Web page and app entries:
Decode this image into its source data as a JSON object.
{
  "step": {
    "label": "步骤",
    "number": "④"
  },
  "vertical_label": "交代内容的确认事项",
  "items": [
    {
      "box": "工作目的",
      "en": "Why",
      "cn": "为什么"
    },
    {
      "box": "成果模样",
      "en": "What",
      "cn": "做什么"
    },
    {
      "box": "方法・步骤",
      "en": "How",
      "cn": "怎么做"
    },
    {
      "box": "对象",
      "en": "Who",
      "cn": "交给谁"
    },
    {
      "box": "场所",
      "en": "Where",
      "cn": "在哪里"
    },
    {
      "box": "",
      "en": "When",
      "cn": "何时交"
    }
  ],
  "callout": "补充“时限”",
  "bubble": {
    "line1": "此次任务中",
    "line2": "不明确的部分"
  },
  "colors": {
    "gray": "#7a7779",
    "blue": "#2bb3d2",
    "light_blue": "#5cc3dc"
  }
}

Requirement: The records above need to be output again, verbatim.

Result of the task:
Decode this image into its source data as a JSON object.
{
  "step": {
    "label": "步骤",
    "number": "④"
  },
  "vertical_label": "交代内容的确认事项",
  "items": [
    {
      "box": "工作目的",
      "en": "Why",
      "cn": "为什么"
    },
    {
      "box": "成果模样",
      "en": "What",
      "cn": "做什么"
    },
    {
      "box": "方法・步骤",
      "en": "How",
      "cn": "怎么做"
    },
    {
      "box": "对象",
      "en": "Who",
      "cn": "交给谁"
    },
    {
      "box": "场所",
      "en": "Where",
      "cn": "在哪里"
    },
    {
      "box": "",
      "en": "When",
      "cn": "何时交"
    }
  ],
  "callout": "补充“时限”",
  "bubble": {
    "line1": "此次任务中",
    "line2": "不明确的部分"
  },
  "colors": {
    "gray": "#7a7779",
    "blue": "#2bb3d2",
    "light_blue": "#5cc3dc"
  }
}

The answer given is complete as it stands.